MATERIAL TO PROCESS:
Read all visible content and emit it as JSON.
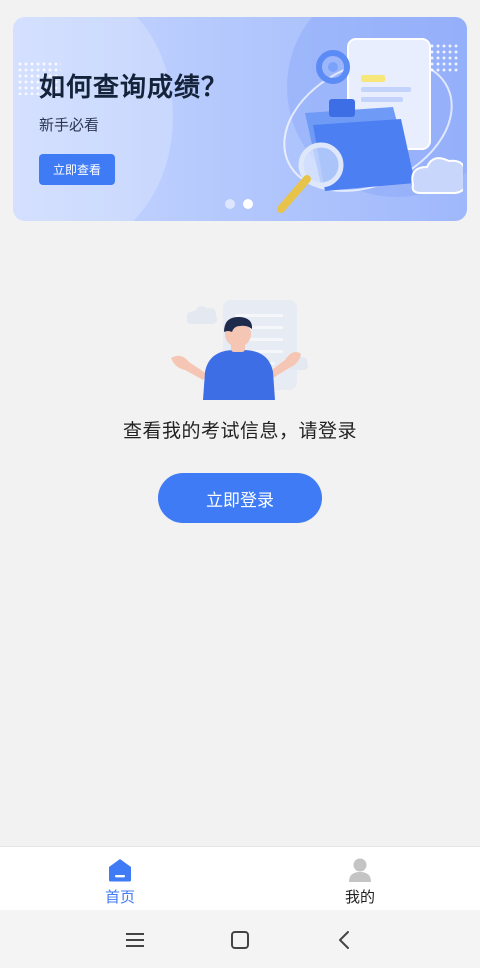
{
  "banner": {
    "title": "如何查询成绩？",
    "subtitle": "新手必看",
    "button_label": "立即查看",
    "pages": 2,
    "active_page": 2
  },
  "empty_state": {
    "message": "查看我的考试信息，请登录",
    "login_label": "立即登录"
  },
  "tabbar": {
    "items": [
      {
        "label": "首页",
        "icon": "home-icon",
        "active": true
      },
      {
        "label": "我的",
        "icon": "user-icon",
        "active": false
      }
    ]
  },
  "system_nav": {
    "icons": [
      "menu-icon",
      "home-square-icon",
      "back-icon"
    ]
  },
  "colors": {
    "accent": "#3e7bf5",
    "background": "#f2f2f2",
    "banner_gradient_start": "#c9d8ff",
    "banner_gradient_end": "#9fb8fb",
    "inactive_tab_icon": "#c4c4c4"
  }
}
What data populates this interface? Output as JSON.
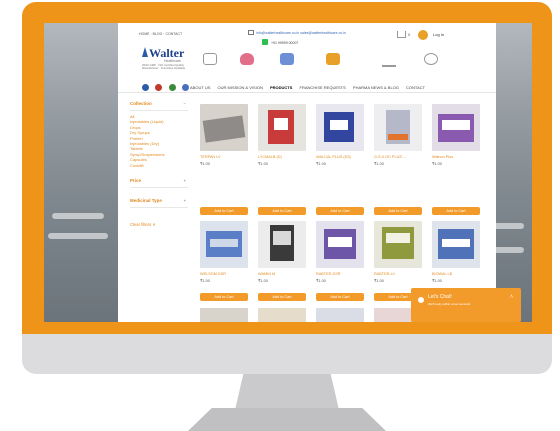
{
  "header": {
    "top_links": "HOME · BLOG · CONTACT",
    "email": "info@walterhealthcare.co.in  sales@walterhealthcare.co.in",
    "phone": "+91 99999 00007",
    "cart_count": "0",
    "login": "Log In"
  },
  "brand": {
    "name": "Walter",
    "sub": "Healthcare",
    "tagline": "WHO GMP · ISO Certified Quality Manufacturer · Franchise Available"
  },
  "nav": {
    "items": [
      {
        "label": "ABOUT US"
      },
      {
        "label": "OUR MISSION & VISION"
      },
      {
        "label": "PRODUCTS"
      },
      {
        "label": "FRANCHISE REQUESTS"
      },
      {
        "label": "PHARMA NEWS & BLOG"
      },
      {
        "label": "CONTACT"
      }
    ]
  },
  "sidebar": {
    "collection_title": "Collection",
    "items": [
      {
        "label": "All"
      },
      {
        "label": "Injectables (Liquid)"
      },
      {
        "label": "Drops"
      },
      {
        "label": "Dry Syrups"
      },
      {
        "label": "Protein"
      },
      {
        "label": "Injectables (Dry)"
      },
      {
        "label": "Tablets"
      },
      {
        "label": "Syrup/Suspensions"
      },
      {
        "label": "Capsules"
      },
      {
        "label": "Cooldift"
      }
    ],
    "price_title": "Price",
    "medicinal_title": "Medicinal Type",
    "clear": "Clear filters ✕"
  },
  "products": [
    {
      "title": "TERPAN LV",
      "price": "₹1.00",
      "button": "Add to Cart"
    },
    {
      "title": "LYCMALB (D)",
      "price": "₹1.00",
      "button": "Add to Cart"
    },
    {
      "title": "WALCAL PLUS (D3)",
      "price": "₹1.00",
      "button": "Add to Cart"
    },
    {
      "title": "G.S.X.OC PLUS ...",
      "price": "₹1.00",
      "button": "Add to Cart"
    },
    {
      "title": "Walnon Plus",
      "price": "₹1.00",
      "button": "Add to Cart"
    },
    {
      "title": "WELSOM DSR",
      "price": "₹1.00",
      "button": "Add to Cart"
    },
    {
      "title": "WAMIN M",
      "price": "₹1.00",
      "button": "Add to Cart"
    },
    {
      "title": "RABTER DSR",
      "price": "₹1.00",
      "button": "Add to Cart"
    },
    {
      "title": "RABTER-LV",
      "price": "₹1.00",
      "button": "Add to Cart"
    },
    {
      "title": "BIOWAL LB",
      "price": "₹1.00",
      "button": "Add to Cart"
    }
  ],
  "chat": {
    "title": "Let's Chat!",
    "subtitle": "We'll reply within a few seconds"
  },
  "colors": {
    "accent": "#f29b2b",
    "bezel": "#ee9519",
    "brand_blue": "#1d3f8a"
  }
}
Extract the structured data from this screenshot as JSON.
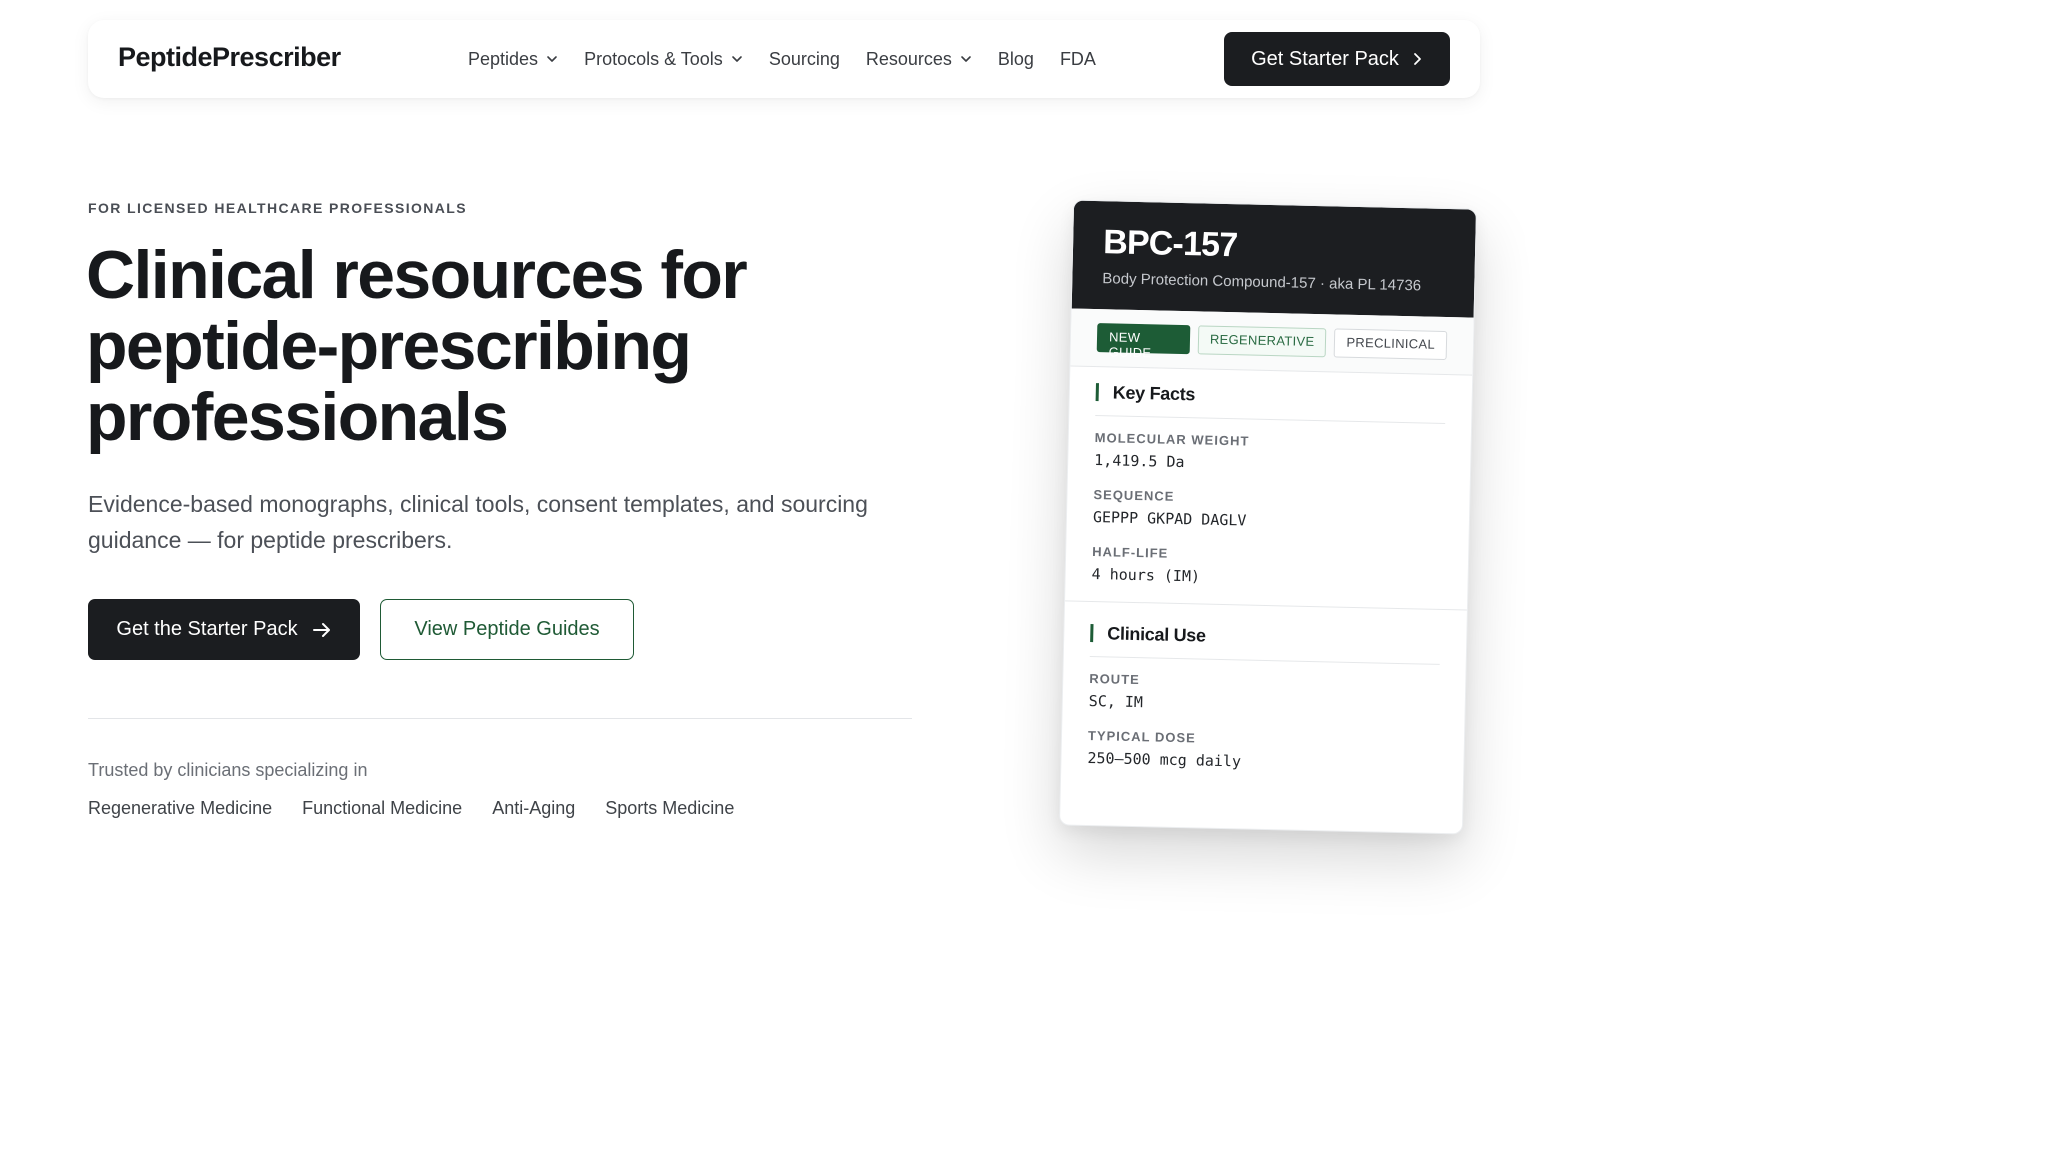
{
  "nav": {
    "logo": "PeptidePrescriber",
    "links": [
      {
        "label": "Peptides",
        "dropdown": true
      },
      {
        "label": "Protocols & Tools",
        "dropdown": true
      },
      {
        "label": "Sourcing",
        "dropdown": false
      },
      {
        "label": "Resources",
        "dropdown": true
      },
      {
        "label": "Blog",
        "dropdown": false
      },
      {
        "label": "FDA",
        "dropdown": false
      }
    ],
    "cta": "Get Starter Pack"
  },
  "hero": {
    "eyebrow": "FOR LICENSED HEALTHCARE PROFESSIONALS",
    "headline_line1": "Clinical resources for",
    "headline_line2": "peptide-prescribing",
    "headline_line3": "professionals",
    "subhead": "Evidence-based monographs, clinical tools, consent templates, and sourcing guidance — for peptide prescribers.",
    "primary_button": "Get the Starter Pack",
    "secondary_button": "View Peptide Guides",
    "trusted_label": "Trusted by clinicians specializing in",
    "specialties": [
      "Regenerative Medicine",
      "Functional Medicine",
      "Anti-Aging",
      "Sports Medicine"
    ]
  },
  "card": {
    "title": "BPC-157",
    "subtitle": "Body Protection Compound-157 · aka PL 14736",
    "badges": [
      "NEW GUIDE",
      "REGENERATIVE",
      "PRECLINICAL"
    ],
    "key_facts": {
      "heading": "Key Facts",
      "fields": [
        {
          "label": "MOLECULAR WEIGHT",
          "value": "1,419.5 Da"
        },
        {
          "label": "SEQUENCE",
          "value": "GEPPP GKPAD DAGLV"
        },
        {
          "label": "HALF-LIFE",
          "value": "4 hours (IM)"
        }
      ]
    },
    "clinical_use": {
      "heading": "Clinical Use",
      "fields": [
        {
          "label": "ROUTE",
          "value": "SC, IM"
        },
        {
          "label": "TYPICAL DOSE",
          "value": "250–500 mcg daily"
        }
      ]
    }
  },
  "colors": {
    "dark": "#1b1d20",
    "accent_green": "#1d5c36",
    "text_muted": "#4c5057"
  },
  "icons": {
    "dropdown": "chevron-down-icon",
    "nav_cta": "chevron-right-icon",
    "primary_button": "arrow-right-icon"
  }
}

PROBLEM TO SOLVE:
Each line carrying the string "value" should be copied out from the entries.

TASK RESULT:
          "value": "1,419.5 Da"
          "value": "GEPPP GKPAD DAGLV"
          "value": "4 hours (IM)"
          "value": "SC, IM"
          "value": "250–500 mcg daily"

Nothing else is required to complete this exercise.